Even where a record seems odd, copy it exactly as it appears below.
[Data — start]
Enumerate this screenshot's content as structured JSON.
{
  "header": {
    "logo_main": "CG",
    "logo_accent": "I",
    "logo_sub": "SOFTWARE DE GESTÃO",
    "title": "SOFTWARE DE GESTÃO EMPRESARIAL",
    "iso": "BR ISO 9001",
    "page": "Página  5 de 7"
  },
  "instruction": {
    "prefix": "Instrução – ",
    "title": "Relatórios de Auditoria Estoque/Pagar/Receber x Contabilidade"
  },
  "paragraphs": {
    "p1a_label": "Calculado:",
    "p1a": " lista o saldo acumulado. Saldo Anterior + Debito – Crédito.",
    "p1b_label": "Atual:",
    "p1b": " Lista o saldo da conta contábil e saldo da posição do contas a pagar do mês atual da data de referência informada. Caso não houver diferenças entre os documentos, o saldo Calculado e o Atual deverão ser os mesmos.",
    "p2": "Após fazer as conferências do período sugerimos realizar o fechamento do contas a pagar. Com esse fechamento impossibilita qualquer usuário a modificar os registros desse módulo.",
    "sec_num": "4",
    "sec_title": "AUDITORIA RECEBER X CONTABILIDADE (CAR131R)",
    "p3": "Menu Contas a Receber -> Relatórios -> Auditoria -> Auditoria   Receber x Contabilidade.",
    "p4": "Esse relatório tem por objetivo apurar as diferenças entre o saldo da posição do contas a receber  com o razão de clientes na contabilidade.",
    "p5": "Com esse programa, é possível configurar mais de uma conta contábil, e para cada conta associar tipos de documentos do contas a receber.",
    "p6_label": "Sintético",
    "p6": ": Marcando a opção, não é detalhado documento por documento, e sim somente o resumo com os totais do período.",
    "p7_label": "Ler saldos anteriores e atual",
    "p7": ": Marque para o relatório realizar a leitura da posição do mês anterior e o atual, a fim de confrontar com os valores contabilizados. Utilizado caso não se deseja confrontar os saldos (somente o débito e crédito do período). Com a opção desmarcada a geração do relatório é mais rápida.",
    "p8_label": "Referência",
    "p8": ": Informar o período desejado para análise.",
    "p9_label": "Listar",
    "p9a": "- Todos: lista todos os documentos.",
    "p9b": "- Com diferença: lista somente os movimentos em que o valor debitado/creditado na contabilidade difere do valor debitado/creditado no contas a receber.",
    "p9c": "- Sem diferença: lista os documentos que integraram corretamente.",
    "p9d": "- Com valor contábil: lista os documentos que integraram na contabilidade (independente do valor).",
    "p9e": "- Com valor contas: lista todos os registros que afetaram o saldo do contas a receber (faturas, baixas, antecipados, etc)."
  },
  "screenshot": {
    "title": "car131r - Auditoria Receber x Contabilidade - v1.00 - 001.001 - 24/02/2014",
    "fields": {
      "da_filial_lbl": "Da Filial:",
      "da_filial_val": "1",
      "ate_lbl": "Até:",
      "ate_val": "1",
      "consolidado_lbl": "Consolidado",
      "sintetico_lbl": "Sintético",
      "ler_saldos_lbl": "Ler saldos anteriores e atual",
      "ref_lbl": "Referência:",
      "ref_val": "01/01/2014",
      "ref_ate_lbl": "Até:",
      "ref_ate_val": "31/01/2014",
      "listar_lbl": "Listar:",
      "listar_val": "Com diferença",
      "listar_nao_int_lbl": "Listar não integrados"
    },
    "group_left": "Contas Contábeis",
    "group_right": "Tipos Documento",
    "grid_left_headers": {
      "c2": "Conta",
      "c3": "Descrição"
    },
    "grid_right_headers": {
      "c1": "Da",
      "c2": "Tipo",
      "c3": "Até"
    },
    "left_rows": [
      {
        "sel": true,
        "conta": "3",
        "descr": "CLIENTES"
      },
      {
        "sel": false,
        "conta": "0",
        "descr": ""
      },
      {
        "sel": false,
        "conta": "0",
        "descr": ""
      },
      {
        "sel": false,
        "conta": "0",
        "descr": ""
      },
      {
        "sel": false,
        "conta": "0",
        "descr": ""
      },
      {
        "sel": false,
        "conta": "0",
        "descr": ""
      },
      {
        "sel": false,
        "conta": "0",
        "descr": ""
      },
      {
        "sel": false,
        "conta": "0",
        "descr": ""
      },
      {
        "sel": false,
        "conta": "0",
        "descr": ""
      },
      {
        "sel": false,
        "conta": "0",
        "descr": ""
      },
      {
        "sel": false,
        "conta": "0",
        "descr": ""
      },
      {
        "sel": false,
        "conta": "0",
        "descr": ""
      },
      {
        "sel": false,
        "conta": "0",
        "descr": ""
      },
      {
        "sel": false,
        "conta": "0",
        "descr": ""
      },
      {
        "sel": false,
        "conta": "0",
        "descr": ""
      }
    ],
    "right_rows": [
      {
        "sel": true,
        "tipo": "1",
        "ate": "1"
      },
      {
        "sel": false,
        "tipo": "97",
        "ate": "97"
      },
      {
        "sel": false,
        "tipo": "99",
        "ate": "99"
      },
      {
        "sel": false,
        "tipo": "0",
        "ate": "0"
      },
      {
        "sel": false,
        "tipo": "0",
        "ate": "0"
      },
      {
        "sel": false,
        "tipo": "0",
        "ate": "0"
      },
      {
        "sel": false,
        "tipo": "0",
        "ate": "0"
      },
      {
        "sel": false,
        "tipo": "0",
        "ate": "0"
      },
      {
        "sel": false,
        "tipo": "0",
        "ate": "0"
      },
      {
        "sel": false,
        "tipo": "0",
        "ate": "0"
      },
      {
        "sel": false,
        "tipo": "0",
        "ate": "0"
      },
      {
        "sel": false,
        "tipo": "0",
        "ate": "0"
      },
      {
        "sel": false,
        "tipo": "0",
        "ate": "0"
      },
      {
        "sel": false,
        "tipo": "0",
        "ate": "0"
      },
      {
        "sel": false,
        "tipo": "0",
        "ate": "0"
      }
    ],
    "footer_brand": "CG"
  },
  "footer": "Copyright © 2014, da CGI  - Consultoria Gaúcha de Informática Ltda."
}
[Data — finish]
● Task output
Enumerate this screenshot's content as structured JSON.
{
  "header": {
    "logo_main": "CG",
    "logo_accent": "I",
    "logo_sub": "SOFTWARE DE GESTÃO",
    "title": "SOFTWARE DE GESTÃO EMPRESARIAL",
    "iso": "BR ISO 9001",
    "page": "Página  5 de 7"
  },
  "instruction": {
    "prefix": "Instrução – ",
    "title": "Relatórios de Auditoria Estoque/Pagar/Receber x Contabilidade"
  },
  "paragraphs": {
    "p1a_label": "Calculado:",
    "p1a": " lista o saldo acumulado. Saldo Anterior + Debito – Crédito.",
    "p1b_label": "Atual:",
    "p1b": " Lista o saldo da conta contábil e saldo da posição do contas a pagar do mês atual da data de referência informada. Caso não houver diferenças entre os documentos, o saldo Calculado e o Atual deverão ser os mesmos.",
    "p2": "Após fazer as conferências do período sugerimos realizar o fechamento do contas a pagar. Com esse fechamento impossibilita qualquer usuário a modificar os registros desse módulo.",
    "sec_num": "4",
    "sec_title": "AUDITORIA RECEBER X CONTABILIDADE (CAR131R)",
    "p3": "Menu Contas a Receber -> Relatórios -> Auditoria -> Auditoria   Receber x Contabilidade.",
    "p4": "Esse relatório tem por objetivo apurar as diferenças entre o saldo da posição do contas a receber  com o razão de clientes na contabilidade.",
    "p5": "Com esse programa, é possível configurar mais de uma conta contábil, e para cada conta associar tipos de documentos do contas a receber.",
    "p6_label": "Sintético",
    "p6": ": Marcando a opção, não é detalhado documento por documento, e sim somente o resumo com os totais do período.",
    "p7_label": "Ler saldos anteriores e atual",
    "p7": ": Marque para o relatório realizar a leitura da posição do mês anterior e o atual, a fim de confrontar com os valores contabilizados. Utilizado caso não se deseja confrontar os saldos (somente o débito e crédito do período). Com a opção desmarcada a geração do relatório é mais rápida.",
    "p8_label": "Referência",
    "p8": ": Informar o período desejado para análise.",
    "p9_label": "Listar",
    "p9a": "- Todos: lista todos os documentos.",
    "p9b": "- Com diferença: lista somente os movimentos em que o valor debitado/creditado na contabilidade difere do valor debitado/creditado no contas a receber.",
    "p9c": "- Sem diferença: lista os documentos que integraram corretamente.",
    "p9d": "- Com valor contábil: lista os documentos que integraram na contabilidade (independente do valor).",
    "p9e": "- Com valor contas: lista todos os registros que afetaram o saldo do contas a receber (faturas, baixas, antecipados, etc)."
  },
  "screenshot": {
    "title": "car131r - Auditoria Receber x Contabilidade - v1.00 - 001.001 - 24/02/2014",
    "fields": {
      "da_filial_lbl": "Da Filial:",
      "da_filial_val": "1",
      "ate_lbl": "Até:",
      "ate_val": "1",
      "consolidado_lbl": "Consolidado",
      "sintetico_lbl": "Sintético",
      "ler_saldos_lbl": "Ler saldos anteriores e atual",
      "ref_lbl": "Referência:",
      "ref_val": "01/01/2014",
      "ref_ate_lbl": "Até:",
      "ref_ate_val": "31/01/2014",
      "listar_lbl": "Listar:",
      "listar_val": "Com diferença",
      "listar_nao_int_lbl": "Listar não integrados"
    },
    "group_left": "Contas Contábeis",
    "group_right": "Tipos Documento",
    "grid_left_headers": {
      "c2": "Conta",
      "c3": "Descrição"
    },
    "grid_right_headers": {
      "c1": "Da",
      "c2": "Tipo",
      "c3": "Até"
    },
    "left_rows": [
      {
        "sel": true,
        "conta": "3",
        "descr": "CLIENTES"
      },
      {
        "sel": false,
        "conta": "0",
        "descr": ""
      },
      {
        "sel": false,
        "conta": "0",
        "descr": ""
      },
      {
        "sel": false,
        "conta": "0",
        "descr": ""
      },
      {
        "sel": false,
        "conta": "0",
        "descr": ""
      },
      {
        "sel": false,
        "conta": "0",
        "descr": ""
      },
      {
        "sel": false,
        "conta": "0",
        "descr": ""
      },
      {
        "sel": false,
        "conta": "0",
        "descr": ""
      },
      {
        "sel": false,
        "conta": "0",
        "descr": ""
      },
      {
        "sel": false,
        "conta": "0",
        "descr": ""
      },
      {
        "sel": false,
        "conta": "0",
        "descr": ""
      },
      {
        "sel": false,
        "conta": "0",
        "descr": ""
      },
      {
        "sel": false,
        "conta": "0",
        "descr": ""
      },
      {
        "sel": false,
        "conta": "0",
        "descr": ""
      },
      {
        "sel": false,
        "conta": "0",
        "descr": ""
      }
    ],
    "right_rows": [
      {
        "sel": true,
        "tipo": "1",
        "ate": "1"
      },
      {
        "sel": false,
        "tipo": "97",
        "ate": "97"
      },
      {
        "sel": false,
        "tipo": "99",
        "ate": "99"
      },
      {
        "sel": false,
        "tipo": "0",
        "ate": "0"
      },
      {
        "sel": false,
        "tipo": "0",
        "ate": "0"
      },
      {
        "sel": false,
        "tipo": "0",
        "ate": "0"
      },
      {
        "sel": false,
        "tipo": "0",
        "ate": "0"
      },
      {
        "sel": false,
        "tipo": "0",
        "ate": "0"
      },
      {
        "sel": false,
        "tipo": "0",
        "ate": "0"
      },
      {
        "sel": false,
        "tipo": "0",
        "ate": "0"
      },
      {
        "sel": false,
        "tipo": "0",
        "ate": "0"
      },
      {
        "sel": false,
        "tipo": "0",
        "ate": "0"
      },
      {
        "sel": false,
        "tipo": "0",
        "ate": "0"
      },
      {
        "sel": false,
        "tipo": "0",
        "ate": "0"
      },
      {
        "sel": false,
        "tipo": "0",
        "ate": "0"
      }
    ],
    "footer_brand": "CG"
  },
  "footer": "Copyright © 2014, da CGI  - Consultoria Gaúcha de Informática Ltda."
}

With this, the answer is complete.